One promising financing mechanism, On-Bill Financing (OBF), keeps costs completely off the balance sheet. Utilities will sponsor 100 percent of the upfront costs of a retrofit and allow the customer to pay back the investment through their monthly utility bills. Because customers are saving money through efficiency from day one, they are able to pay back the loan and interest, without ever having to swallow capital costs.
At least 20 states have on-bill financing programs, yet there is a low participation rate of only 1 percent, according to ACEEE. Customers’ slow uptake may be attributed to lack of awareness around the programs, or by utilities stringent standards to qualify for on-bill financing.
“What we suffer from is ignorance in the market,” says Jeff Bartos, “not just on the part of the customer, but between institutions.” Bartos is President and CEO of Mark Group that conducts 6,000 efficiency upgrades a week out of 25 offices internationally. “There is a lack of understanding between public policy makers, lenders, investors and consumers on how to combine public dollars with private capital to do good,” says Kerry O’Neill, Co-founder and President of Earth Markets.
Considering the low default rate on paying utility bills (most people will do what it takes to keep the lights on), and given the fact that efficiency retrofits start saving money immediately, efficiency financing investments ought be considered extremely low-risk.
Another potential source of financing (not discussed on the panel) is an efficiency bond, or E-Bond. If a government-backed note with a stable, long-term interest rate, the E-Bond, were to be created, it would be a very attractive place for investors to put blue-chip funds.
Retrofitting the situation
To impart efficiency on a massive scale and reap all of the benefits that it would bring in terms of cost savings, job creation, reduced emissions, grid security and economic growth, there are several easy steps the market can take:

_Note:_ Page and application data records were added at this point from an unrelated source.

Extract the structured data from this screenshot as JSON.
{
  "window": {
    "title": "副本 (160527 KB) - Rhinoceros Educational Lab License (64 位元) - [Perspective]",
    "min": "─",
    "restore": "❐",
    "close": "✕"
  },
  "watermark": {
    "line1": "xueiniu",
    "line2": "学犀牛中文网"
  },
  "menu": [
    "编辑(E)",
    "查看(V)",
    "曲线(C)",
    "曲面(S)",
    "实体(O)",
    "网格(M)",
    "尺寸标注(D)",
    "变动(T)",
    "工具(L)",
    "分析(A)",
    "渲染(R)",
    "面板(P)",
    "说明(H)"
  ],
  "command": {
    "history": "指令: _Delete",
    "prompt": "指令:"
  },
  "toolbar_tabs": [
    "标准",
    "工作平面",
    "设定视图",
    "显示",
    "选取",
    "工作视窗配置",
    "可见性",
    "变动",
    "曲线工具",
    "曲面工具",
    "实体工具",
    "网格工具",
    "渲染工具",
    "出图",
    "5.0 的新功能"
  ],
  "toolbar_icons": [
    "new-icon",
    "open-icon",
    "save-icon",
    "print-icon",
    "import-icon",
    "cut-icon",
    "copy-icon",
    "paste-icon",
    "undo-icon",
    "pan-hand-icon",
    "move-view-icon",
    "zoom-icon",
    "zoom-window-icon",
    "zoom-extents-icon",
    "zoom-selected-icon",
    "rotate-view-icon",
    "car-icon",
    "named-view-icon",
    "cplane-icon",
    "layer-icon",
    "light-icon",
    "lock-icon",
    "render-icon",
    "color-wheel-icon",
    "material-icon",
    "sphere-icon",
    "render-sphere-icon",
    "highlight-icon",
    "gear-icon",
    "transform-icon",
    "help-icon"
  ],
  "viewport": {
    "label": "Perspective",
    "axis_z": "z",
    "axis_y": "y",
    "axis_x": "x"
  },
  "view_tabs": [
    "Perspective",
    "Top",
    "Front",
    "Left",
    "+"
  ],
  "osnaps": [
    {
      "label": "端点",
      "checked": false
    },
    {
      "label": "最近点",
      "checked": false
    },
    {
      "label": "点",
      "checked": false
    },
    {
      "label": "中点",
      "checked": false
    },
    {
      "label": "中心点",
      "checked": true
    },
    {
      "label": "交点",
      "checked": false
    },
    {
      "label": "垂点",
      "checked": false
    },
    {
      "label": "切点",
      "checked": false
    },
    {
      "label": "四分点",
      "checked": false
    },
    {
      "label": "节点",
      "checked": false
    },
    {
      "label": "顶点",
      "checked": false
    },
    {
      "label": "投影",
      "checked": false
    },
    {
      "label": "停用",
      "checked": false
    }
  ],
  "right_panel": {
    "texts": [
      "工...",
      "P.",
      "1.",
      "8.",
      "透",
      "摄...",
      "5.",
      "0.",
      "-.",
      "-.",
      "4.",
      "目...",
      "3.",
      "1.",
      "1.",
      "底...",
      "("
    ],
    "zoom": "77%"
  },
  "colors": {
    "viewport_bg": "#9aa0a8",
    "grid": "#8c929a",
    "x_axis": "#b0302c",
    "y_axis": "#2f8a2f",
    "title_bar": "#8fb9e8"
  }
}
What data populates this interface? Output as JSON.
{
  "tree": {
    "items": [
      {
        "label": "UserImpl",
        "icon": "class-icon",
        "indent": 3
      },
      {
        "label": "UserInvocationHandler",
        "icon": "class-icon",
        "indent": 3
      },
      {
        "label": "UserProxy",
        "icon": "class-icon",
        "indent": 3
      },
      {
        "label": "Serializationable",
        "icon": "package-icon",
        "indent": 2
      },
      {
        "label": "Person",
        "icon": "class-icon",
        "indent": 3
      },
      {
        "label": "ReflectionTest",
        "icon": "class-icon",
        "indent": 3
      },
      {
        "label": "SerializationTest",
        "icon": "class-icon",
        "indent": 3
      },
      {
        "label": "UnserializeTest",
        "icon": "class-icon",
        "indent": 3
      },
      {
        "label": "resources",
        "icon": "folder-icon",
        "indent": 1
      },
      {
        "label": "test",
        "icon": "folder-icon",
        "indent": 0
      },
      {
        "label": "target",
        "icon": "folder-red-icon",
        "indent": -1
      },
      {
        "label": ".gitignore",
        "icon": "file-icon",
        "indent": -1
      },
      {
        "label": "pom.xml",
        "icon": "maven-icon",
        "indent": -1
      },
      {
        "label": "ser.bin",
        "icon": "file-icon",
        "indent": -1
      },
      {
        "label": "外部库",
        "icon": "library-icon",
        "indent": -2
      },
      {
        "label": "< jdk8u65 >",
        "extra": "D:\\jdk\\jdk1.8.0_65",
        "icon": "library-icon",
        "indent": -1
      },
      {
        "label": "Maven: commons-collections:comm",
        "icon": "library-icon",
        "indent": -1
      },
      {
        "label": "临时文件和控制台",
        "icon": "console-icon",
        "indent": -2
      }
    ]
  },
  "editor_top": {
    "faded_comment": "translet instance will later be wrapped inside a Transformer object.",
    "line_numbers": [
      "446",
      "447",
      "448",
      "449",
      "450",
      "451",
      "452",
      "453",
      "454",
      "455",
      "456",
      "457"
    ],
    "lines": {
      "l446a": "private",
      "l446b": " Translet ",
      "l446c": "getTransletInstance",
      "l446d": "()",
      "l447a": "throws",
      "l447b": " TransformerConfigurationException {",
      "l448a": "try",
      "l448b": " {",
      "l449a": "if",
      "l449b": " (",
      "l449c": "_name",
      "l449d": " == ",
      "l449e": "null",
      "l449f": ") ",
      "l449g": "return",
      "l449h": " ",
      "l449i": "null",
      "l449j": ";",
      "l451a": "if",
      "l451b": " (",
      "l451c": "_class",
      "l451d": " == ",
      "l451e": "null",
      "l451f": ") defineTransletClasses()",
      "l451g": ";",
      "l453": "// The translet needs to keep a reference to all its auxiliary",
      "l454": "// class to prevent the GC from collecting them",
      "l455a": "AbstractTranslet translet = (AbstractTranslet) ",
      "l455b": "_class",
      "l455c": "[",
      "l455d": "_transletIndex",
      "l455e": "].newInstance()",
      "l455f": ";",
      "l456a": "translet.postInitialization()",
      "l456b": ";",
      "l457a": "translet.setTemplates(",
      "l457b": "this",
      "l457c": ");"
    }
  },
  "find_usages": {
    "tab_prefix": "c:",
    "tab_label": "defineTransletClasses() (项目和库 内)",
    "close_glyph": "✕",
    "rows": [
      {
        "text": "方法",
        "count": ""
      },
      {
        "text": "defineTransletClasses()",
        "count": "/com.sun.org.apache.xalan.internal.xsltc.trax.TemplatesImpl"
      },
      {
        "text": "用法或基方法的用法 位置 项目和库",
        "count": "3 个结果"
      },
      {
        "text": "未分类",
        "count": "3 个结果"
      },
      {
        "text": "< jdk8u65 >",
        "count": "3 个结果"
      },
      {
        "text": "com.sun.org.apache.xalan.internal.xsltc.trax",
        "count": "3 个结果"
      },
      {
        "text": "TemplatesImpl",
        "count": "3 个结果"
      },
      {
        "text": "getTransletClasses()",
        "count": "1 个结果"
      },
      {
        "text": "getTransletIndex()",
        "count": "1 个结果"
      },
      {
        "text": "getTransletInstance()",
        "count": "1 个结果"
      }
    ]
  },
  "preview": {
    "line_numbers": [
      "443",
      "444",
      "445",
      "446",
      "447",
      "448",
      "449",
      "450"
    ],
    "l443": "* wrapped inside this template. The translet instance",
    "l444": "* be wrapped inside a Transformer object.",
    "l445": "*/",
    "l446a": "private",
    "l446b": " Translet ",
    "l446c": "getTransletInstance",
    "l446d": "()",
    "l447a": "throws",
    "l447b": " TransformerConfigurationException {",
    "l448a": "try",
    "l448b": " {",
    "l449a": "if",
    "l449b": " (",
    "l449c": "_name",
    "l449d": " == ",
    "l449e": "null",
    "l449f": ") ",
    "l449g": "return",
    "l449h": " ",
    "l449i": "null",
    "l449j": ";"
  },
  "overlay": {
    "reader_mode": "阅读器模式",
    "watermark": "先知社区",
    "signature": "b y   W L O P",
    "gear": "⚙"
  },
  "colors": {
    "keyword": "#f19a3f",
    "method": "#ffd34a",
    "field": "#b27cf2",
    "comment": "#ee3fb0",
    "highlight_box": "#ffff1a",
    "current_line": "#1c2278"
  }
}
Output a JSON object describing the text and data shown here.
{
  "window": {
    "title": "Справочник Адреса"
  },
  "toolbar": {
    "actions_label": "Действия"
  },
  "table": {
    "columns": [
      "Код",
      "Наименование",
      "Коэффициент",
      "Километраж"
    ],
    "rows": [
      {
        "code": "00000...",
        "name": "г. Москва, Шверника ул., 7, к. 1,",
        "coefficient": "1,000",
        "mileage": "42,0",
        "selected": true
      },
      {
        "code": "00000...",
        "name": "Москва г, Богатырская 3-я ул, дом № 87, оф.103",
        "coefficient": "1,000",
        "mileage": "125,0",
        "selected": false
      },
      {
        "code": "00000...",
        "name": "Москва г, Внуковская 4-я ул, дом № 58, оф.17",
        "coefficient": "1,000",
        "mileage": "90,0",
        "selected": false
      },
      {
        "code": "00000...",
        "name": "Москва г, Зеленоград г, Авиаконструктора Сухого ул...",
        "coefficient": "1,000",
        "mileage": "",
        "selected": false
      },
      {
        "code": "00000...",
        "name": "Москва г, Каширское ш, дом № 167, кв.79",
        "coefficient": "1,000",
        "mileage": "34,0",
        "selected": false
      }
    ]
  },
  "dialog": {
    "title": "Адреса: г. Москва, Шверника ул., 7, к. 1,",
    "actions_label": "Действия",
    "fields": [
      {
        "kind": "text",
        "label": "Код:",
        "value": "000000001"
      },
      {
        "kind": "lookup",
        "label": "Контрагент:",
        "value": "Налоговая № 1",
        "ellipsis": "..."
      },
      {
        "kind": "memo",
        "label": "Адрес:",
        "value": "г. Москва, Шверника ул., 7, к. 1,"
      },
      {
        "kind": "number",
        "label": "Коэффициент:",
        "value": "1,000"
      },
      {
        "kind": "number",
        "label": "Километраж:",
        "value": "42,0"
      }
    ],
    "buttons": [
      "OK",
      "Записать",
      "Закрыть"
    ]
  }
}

- Engagement in the forms of education and competition
- An ‘outfit approach’ by segment
- Create additional financing mechanisms
- Secure financing
- National standardization